Analysts suggest the May 15-17 gathering may result in a purge of the hierarchy for their failure to address sexual abuse of minors at the hands of their priests.
At a press conference on the eve of the gathering, Bp. Juan Ignacio Gonzalez Errazuriz of San Bernardo conceded that he and his brother bishops had committed grave errors. "I am not saying that perhaps we have made mistakes. We have made mistakes," he said.
Santiago Auxiliary Bp. Luis Fernando Ramos Perez told reporters, "Receiving information that sexual abuses occurred in our community left many people in shock, because it is something that is unacceptable, intolerable, unjustifiable from every point of view."
It is "a great, moral imperative" that victims be heard and healed, Bp. Ramos said. "As Jesus said, we must ask forgiveness seven times 70. We are completely willing to ask forgiveness, but we also hope that forgiveness (can) be restorative."
The Vatican meeting stems from a scandal involving Bp. Juan Barros of Osorno, who is alleged to have covered up sex crimes committed by Fr. Fernando Karadima, one of Chile's most notorious pedophiles.
Karadima was convicted in 2011 of abusing altar boys about two decades ago, and was sentenced to a life of prayer and penance.
Abuse victims allege Barros was aware of the abuse and, in one case, even witnessed it. The bishop shielded Fr. Karadima, they say, claiming Barros was involved in a homosexual relationship with the predator priest.
In April, Santiago's Cdl. Ricardo Ezzati called for disgraced Bp. Juan Barros of Osorno to resign.
Ezzati, the former head of the Chilean bishop's conference, said that regardless of whether Barros had covered up clerical sex abuse, as alleged, "without a doubt," he should step down.
The cardinal went futher, calling for the resignation of anyone complicit in covering up priestly sex abuse. "Those who have committed errors should recognize them, regret and repair them," he said.
Ezzati's push to clean house came just days after Pope Francis apologized for his own handling of the scandal in a letter to the Chilean bishops.
As early as 2015, the Pontiff attracted criticism for his approach to the crisis. In May of that year, Francis called protestors against the Chilean hierarchy "dumb" and "led by the nose by the leftists who orchestrated all of this."
Later in October, Chilean television aired a video of the insult, which sparked backlash against the Pope among the country's faithful. After the revelation, Juan Carlos Claret, spokesman for Osorno's Lay Organization, told the New York Times, "We are now seeing the real face of Pope Francis, and we demand an explanation."

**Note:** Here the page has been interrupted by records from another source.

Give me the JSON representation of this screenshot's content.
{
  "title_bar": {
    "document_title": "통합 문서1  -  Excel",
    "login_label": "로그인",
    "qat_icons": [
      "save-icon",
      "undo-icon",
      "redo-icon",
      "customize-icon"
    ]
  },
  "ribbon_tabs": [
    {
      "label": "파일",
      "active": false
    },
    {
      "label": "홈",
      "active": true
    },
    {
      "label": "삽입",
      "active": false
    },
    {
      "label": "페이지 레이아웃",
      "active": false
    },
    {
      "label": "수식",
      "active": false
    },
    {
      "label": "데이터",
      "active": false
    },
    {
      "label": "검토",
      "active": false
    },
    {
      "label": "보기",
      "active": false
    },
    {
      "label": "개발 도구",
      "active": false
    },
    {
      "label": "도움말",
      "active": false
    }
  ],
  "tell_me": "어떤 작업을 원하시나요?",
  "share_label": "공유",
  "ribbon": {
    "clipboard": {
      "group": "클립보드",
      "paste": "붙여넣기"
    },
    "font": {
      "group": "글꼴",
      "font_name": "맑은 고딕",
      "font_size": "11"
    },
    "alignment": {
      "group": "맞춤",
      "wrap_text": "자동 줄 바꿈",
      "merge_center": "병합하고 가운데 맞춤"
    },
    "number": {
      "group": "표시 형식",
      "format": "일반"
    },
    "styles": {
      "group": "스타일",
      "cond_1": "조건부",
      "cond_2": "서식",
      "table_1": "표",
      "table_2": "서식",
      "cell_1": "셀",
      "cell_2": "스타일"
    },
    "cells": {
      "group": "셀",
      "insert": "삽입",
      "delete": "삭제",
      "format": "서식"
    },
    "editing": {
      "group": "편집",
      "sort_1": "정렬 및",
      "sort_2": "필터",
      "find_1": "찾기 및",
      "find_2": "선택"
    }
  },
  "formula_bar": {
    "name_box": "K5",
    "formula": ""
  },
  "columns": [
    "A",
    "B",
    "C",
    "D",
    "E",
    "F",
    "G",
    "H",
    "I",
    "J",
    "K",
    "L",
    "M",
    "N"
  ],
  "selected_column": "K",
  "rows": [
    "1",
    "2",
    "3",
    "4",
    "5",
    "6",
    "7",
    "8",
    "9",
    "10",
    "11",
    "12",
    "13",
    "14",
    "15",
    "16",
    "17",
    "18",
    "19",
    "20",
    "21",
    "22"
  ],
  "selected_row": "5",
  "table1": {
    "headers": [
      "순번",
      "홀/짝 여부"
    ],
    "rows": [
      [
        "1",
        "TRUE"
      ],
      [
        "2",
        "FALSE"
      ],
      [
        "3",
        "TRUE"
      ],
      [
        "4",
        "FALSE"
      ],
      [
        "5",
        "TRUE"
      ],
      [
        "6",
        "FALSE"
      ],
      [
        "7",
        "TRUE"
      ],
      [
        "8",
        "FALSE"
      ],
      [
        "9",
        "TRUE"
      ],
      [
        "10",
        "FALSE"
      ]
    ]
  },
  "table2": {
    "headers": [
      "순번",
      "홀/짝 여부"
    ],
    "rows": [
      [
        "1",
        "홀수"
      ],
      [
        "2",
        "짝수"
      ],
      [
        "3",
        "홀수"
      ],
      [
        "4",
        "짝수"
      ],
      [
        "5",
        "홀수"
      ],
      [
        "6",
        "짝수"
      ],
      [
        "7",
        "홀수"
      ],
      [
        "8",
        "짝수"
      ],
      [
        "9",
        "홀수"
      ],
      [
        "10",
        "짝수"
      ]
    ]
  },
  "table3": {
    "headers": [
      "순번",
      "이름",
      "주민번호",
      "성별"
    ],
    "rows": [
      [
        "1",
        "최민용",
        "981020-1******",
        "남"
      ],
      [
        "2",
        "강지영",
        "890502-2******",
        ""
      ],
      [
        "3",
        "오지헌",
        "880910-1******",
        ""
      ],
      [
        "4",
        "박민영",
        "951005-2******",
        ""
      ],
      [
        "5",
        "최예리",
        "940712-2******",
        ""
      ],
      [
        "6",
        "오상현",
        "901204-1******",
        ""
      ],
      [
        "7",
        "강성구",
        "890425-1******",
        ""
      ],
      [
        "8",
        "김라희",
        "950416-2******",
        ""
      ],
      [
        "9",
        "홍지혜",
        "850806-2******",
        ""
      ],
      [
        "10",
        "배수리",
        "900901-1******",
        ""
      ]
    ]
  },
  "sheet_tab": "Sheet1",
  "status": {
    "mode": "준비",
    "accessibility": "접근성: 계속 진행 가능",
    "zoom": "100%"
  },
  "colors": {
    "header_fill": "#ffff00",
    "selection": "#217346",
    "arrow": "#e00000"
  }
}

Public opinion turned against the Pope earlier this year, when at the tail end of a trip to Latin America, he declared Barros innocent of wrongdoing, and accused critics of calumniating the Osorno bishop.
"The day they bring me proof against Bp. Barros, I'll speak," he said. "There is not one shred of proof against him. It's all calumny. Is that clear?"
The Pope's response stunned Catholics, triggering what some have described as the worst crisis of his papacy.
"As for my own responsibility, I acknowledge, and I want you to faithfully convey it that way, that I have made serious mistakes in the assessment and perception of the situation, especially because of the lack of truthful and balanced information," Francis wrote. "Right now, I ask forgiveness from all those I offended."
In the same letter, the Pope announced he was summoning the country's prelates to the Vatican to discuss the crisis.
Though there is broad consensus that the scandal constitutes a major crisis for the Church — it has destroyed its credibility in Chile — not all Chilean prelates seem convinced.
After arriving in Rome, Bp. Christian Caro Cordero of Puerto Montt told reporters, "I wouldn't say that there is a Church in crisis. I would say that there is a serious problem that must be confronted, but not a Church in crisis."